|Location||Beijing, Nantang (South Church, Church of the Immaculate Conception)|
An organ built in 1679-80 by Tomás Periera for the Nantang (South Church, Church of the Immaculate Conception) as part of a program of renovations carried out in the 1670s by Pereira and Filippo Grimaldi (1638-1712).
The organ was installed in the SE tower of the church, in a small chamber of less than 5m2, and contained three full-compass stops and a series of ‘traps’:
|Principale (8′, with 16′ extension?)||1 rank|
|Ottava or Flauto (4′, or possibly 8′) (stopped)||1 rank|
|Vox Humana (8′, undulating, or perhaps a reed)||2, or possibly 1 rank|
|“Birdsong/Animal” stops: Usignoli, Uccellieri, Grillo, etc.||multiple pipes per note|
It is not known if the “vozes humanas” was an undulating, Italian-style unda maris type stop, or a reed stop. Ferdinand Verbiest (1623-88) claimed that the organ had “two hundred pipes”. If so, it is more likely that the vox humana was a 2-rank stop.
PEK1680 is the most extensively documented of the pipe organs of the Baroque era in China. It later acquired barrel mechanism for automatic playing; and was rebuilt and enlarged by Pereira and Leopold Liebstein (1667-1711) between 1705 and 1711 (Pereira died in 1708) for which see PEK1711.

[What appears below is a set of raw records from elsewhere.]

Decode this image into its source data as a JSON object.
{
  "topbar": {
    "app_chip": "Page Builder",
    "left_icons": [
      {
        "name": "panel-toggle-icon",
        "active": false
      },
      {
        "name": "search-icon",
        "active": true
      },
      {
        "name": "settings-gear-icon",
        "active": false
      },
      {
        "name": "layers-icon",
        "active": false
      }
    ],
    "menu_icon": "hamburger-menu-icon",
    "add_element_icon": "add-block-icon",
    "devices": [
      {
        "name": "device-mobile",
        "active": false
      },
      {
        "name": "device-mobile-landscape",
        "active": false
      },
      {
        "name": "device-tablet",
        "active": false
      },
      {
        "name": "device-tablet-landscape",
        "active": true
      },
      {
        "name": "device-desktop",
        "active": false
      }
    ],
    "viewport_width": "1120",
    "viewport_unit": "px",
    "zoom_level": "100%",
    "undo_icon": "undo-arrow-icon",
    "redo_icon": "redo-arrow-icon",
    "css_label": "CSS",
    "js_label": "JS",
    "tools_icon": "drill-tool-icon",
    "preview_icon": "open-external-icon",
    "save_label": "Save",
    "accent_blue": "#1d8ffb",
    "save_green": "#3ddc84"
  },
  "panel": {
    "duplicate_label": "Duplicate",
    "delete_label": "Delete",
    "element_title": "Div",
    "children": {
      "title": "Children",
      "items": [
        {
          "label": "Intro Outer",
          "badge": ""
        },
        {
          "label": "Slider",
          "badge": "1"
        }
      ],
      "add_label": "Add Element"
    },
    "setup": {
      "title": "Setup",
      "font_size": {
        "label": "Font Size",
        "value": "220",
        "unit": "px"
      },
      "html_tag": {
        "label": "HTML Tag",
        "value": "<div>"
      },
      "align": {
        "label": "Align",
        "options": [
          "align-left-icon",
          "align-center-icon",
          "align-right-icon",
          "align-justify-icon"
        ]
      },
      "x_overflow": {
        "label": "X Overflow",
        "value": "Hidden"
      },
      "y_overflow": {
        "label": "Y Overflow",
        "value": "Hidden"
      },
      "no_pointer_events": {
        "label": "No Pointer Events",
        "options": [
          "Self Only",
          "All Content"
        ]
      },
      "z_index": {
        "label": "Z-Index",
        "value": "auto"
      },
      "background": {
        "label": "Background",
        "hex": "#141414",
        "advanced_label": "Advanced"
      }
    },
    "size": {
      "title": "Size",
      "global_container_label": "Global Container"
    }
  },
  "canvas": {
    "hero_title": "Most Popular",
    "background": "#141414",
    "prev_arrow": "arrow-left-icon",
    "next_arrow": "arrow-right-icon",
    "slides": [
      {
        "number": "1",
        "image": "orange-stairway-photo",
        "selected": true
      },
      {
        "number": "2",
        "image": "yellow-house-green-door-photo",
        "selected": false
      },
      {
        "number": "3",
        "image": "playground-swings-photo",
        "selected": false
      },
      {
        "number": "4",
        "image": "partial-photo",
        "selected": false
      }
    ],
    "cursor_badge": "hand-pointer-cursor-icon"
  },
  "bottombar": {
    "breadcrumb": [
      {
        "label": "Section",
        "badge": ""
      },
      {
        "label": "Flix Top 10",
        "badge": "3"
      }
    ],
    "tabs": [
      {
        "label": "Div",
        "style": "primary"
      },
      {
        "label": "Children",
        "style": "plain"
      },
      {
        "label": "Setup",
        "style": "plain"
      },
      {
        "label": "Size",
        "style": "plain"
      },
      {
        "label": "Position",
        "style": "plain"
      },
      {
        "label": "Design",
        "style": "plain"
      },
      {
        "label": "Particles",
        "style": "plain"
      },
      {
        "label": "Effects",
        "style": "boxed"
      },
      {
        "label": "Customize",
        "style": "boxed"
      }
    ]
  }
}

The organ, and its barrel-driven player mechanism and animal effects seem to have been taken directly from Athanasius Kircher’s Musurgia universalis (1650):